YOUR GOAL:
Extract each line of the records below that contains the word "CONSULTORIA".

Start of RECORDS FOR PROCESSING

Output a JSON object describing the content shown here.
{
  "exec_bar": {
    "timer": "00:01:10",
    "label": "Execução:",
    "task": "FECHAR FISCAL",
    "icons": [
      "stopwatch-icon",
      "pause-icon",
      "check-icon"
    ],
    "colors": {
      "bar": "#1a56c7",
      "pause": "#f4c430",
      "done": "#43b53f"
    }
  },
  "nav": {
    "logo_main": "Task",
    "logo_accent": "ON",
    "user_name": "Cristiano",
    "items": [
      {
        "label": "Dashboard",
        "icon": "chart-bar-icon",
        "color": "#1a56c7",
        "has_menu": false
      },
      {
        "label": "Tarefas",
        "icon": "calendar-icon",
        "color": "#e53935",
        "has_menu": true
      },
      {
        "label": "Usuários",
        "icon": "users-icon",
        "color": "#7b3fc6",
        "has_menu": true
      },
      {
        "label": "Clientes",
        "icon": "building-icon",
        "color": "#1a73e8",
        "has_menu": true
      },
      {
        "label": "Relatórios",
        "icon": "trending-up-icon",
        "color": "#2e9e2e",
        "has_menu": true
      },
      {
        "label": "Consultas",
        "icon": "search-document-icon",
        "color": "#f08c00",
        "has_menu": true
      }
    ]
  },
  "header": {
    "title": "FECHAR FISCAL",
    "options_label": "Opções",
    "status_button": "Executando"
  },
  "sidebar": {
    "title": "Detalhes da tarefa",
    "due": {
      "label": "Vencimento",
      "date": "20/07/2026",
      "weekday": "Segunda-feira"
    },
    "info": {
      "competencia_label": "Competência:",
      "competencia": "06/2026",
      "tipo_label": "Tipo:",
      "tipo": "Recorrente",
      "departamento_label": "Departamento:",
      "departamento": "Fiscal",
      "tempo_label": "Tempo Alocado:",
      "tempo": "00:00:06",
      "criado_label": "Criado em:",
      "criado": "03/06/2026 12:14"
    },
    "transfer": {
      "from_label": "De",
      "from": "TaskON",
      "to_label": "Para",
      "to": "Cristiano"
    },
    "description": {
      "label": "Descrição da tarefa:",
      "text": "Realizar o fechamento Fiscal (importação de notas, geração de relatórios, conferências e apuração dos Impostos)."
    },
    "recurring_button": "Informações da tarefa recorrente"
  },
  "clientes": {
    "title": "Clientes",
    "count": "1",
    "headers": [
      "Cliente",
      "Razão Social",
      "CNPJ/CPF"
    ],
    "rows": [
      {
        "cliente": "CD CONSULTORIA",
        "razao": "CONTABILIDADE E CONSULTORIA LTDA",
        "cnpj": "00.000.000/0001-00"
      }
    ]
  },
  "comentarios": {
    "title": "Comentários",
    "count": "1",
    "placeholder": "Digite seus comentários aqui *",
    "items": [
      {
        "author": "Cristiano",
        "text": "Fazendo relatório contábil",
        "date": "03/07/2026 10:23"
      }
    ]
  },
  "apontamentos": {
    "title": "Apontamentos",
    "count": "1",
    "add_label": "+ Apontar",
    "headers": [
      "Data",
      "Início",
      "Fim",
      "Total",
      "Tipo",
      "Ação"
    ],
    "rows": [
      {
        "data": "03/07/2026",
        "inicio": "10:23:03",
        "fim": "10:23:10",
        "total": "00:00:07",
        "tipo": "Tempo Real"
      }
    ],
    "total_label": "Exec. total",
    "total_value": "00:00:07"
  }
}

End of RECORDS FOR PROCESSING

TASK RESULT:
        "cliente": "CD CONSULTORIA",
        "razao": "CONTABILIDADE E CONSULTORIA LTDA",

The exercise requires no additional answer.